[[ STUDY MATERIAL, beginning ]]

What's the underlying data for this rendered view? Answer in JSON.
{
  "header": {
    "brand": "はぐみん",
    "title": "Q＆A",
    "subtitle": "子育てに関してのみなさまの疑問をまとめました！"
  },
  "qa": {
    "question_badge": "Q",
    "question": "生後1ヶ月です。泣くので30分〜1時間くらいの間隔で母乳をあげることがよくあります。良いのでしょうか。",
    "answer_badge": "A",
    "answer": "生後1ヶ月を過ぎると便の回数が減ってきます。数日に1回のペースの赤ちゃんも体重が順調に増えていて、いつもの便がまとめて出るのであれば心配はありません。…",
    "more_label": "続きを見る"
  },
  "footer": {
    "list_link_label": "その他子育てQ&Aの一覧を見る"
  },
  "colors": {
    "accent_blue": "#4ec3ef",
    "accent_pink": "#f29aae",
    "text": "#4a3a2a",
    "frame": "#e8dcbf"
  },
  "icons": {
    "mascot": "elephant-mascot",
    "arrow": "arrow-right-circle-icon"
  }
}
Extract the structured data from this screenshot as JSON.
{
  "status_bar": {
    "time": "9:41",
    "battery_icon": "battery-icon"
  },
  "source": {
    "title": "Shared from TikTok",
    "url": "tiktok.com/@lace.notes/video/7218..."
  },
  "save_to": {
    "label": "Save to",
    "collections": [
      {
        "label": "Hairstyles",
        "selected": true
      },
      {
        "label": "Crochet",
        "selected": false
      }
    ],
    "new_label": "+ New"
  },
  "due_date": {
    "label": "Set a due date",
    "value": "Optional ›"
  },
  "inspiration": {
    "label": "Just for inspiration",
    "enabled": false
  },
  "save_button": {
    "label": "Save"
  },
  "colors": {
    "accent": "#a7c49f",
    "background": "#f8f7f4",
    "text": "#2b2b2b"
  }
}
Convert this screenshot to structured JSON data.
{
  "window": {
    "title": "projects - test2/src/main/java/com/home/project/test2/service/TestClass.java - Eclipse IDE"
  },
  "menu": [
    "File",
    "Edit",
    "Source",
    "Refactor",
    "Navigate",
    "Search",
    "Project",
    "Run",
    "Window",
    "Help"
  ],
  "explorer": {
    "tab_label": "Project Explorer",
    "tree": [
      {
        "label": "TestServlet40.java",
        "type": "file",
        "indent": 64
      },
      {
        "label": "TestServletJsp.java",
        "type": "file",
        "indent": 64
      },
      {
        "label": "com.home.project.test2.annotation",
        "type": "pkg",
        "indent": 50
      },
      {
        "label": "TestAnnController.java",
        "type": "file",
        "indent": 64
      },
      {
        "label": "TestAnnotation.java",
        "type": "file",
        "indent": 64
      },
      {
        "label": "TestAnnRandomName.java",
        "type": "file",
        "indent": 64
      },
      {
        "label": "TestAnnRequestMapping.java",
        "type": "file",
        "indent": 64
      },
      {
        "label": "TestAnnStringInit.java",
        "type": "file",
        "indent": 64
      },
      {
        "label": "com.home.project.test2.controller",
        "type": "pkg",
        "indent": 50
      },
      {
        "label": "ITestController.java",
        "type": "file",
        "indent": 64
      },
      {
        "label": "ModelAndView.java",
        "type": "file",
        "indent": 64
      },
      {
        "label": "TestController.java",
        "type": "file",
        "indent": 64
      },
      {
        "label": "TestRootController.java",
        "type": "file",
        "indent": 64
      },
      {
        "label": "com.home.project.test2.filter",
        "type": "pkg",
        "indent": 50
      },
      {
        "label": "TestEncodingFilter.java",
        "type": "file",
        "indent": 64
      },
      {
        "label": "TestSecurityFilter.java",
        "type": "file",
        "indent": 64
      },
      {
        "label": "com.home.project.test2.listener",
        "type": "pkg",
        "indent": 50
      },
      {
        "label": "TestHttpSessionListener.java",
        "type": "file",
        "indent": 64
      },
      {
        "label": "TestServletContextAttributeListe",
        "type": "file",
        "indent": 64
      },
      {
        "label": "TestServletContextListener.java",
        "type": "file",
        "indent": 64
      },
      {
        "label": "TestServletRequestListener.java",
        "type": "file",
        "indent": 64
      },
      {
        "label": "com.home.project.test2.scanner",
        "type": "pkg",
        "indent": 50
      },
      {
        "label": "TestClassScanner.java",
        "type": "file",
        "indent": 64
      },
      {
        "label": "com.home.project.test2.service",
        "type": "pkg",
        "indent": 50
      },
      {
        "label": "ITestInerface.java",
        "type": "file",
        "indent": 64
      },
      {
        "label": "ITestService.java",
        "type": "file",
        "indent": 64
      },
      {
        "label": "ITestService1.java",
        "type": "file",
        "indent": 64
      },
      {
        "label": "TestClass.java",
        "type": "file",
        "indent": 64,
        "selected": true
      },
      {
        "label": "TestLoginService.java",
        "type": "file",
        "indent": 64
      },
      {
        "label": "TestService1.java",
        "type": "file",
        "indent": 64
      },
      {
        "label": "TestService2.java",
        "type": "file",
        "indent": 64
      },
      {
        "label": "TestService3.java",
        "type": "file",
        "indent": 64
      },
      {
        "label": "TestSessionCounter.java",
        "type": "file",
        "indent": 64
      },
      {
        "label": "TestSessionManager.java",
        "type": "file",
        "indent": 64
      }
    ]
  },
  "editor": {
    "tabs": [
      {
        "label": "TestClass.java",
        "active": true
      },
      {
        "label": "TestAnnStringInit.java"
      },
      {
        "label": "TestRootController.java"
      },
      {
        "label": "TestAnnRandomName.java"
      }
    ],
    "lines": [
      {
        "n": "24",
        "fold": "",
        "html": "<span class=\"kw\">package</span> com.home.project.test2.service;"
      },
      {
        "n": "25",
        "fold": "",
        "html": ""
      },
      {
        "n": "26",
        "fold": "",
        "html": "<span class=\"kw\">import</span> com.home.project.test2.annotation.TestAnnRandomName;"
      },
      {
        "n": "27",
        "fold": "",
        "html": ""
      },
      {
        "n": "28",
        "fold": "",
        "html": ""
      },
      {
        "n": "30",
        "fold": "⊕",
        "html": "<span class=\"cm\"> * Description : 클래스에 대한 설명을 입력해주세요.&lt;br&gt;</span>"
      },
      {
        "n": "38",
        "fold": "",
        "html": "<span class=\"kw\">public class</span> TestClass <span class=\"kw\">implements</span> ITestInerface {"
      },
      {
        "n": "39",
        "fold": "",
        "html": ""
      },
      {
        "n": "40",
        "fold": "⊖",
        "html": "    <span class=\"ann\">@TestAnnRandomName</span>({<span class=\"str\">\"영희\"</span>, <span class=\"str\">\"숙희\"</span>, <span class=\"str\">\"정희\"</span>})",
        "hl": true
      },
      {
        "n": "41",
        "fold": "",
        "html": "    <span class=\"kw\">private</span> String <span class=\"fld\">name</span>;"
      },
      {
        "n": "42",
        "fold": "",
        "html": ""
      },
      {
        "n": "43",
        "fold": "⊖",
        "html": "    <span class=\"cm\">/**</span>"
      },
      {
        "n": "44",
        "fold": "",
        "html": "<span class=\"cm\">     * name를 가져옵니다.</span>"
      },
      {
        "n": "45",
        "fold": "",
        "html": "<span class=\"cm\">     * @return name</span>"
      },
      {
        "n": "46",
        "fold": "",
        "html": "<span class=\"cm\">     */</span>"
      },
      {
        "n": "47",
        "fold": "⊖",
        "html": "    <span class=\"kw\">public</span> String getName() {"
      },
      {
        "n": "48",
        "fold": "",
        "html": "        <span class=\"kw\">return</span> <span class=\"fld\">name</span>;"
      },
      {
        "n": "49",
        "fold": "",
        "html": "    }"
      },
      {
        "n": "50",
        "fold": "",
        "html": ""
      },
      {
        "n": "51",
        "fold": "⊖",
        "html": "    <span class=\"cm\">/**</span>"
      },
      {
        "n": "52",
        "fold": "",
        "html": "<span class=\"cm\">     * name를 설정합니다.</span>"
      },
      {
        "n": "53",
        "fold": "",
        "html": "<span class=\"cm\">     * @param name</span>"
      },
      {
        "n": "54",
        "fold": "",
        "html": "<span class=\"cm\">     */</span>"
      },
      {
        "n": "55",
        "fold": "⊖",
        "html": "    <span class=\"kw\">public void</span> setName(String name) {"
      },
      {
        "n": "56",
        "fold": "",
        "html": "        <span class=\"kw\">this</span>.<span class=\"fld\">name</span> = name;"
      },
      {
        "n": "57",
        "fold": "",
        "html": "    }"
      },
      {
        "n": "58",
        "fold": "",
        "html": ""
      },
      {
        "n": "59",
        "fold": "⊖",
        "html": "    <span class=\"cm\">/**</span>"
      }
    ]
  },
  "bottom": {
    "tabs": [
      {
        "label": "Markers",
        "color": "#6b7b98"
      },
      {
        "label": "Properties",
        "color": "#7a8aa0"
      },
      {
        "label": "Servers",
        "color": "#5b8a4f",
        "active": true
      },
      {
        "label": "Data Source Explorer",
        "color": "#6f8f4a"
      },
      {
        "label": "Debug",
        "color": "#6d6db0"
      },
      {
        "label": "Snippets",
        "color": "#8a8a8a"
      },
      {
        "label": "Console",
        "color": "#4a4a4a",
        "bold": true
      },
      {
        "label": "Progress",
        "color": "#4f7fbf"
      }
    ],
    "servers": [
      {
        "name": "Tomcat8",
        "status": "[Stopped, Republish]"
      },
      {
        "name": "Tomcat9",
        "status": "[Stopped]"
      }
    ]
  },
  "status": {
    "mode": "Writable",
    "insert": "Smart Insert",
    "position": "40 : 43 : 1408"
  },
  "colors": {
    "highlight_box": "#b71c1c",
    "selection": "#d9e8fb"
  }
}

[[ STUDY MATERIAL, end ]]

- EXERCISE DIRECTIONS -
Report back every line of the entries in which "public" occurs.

- SOLUTION FOR THIS EXERCISE -
        "html": "<span class=\"kw\">public class</span> TestClass <span class=\"kw\">implements</span> ITestInerface {"
        "html": "    <span class=\"kw\">public</span> String getName() {"
        "html": "    <span class=\"kw\">public void</span> setName(String name) {"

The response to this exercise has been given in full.